License Info URL:
Pixel unit: 1000
Vertical minimum: -232
Vertical maximum: 955
Horizontal minimum: -32
Horizontal maximum: 1182
Mac Style: 0
Minimum readable pixel size: 3
Font direction: 2
Ascending part: 878
Descending part: -322
Line spacing: 0
Maximum step width: 1227
Minimum left side beraring: -32
Minimum right side beraring: -24
Non component maximum points 0
Non component maximum contours 0
Word weight type: 400
Word width type: 5
Size of superscript horizontal font : 650
Size of superscript vertical font 600
Superscript horizontal deviation 0
Superscript vertical deviation 75
Size of subscript level font: 650
Size of subscript vertical 600
Subscript horizontal offset: 0
Subscript vertical offset: 350
Delete line size: 0
Delete line position: 321
Font selection identifier: 64
Typography ascending: 778
Typography descending -222
Typography spacing: 200
Ascending part: 1026

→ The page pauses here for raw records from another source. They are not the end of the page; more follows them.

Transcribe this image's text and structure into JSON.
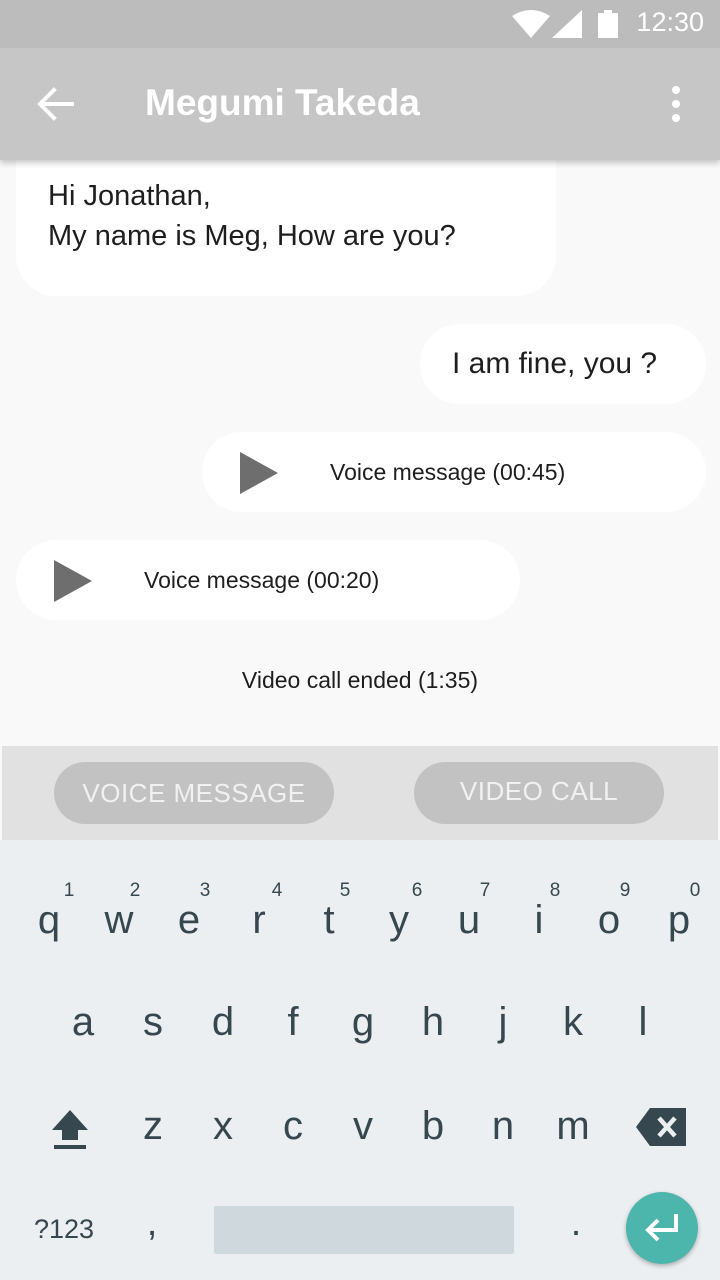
{
  "status_bar": {
    "time": "12:30"
  },
  "app_bar": {
    "title": "Megumi Takeda"
  },
  "messages": [
    {
      "type": "incoming",
      "lines": [
        "Hi Jonathan,",
        "My name is Meg, How are you?"
      ]
    },
    {
      "type": "outgoing",
      "text": "I am fine, you ?"
    },
    {
      "type": "outgoing_voice",
      "label": "Voice message (00:45)"
    },
    {
      "type": "incoming_voice",
      "label": "Voice message (00:20)"
    },
    {
      "type": "system",
      "text": "Video call ended (1:35)"
    }
  ],
  "actions": {
    "voice_message": "VOICE MESSAGE",
    "video_call": "VIDEO CALL"
  },
  "keyboard": {
    "row1": [
      "q",
      "w",
      "e",
      "r",
      "t",
      "y",
      "u",
      "i",
      "o",
      "p"
    ],
    "row1_hints": [
      "1",
      "2",
      "3",
      "4",
      "5",
      "6",
      "7",
      "8",
      "9",
      "0"
    ],
    "row2": [
      "a",
      "s",
      "d",
      "f",
      "g",
      "h",
      "j",
      "k",
      "l"
    ],
    "row3": [
      "z",
      "x",
      "c",
      "v",
      "b",
      "n",
      "m"
    ],
    "symbols": "?123",
    "comma": ",",
    "period": "."
  },
  "colors": {
    "status_bar": "#bcbcbc",
    "app_bar": "#c6c6c6",
    "chat_background": "#f9f9f9",
    "bubble": "#ffffff",
    "action_button": "#c2c2c2",
    "keyboard": "#eceff1",
    "enter_key": "#4db6ac"
  }
}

Descending part: 232
Bevel: 0
Underline position: 0
Underline thickness: 0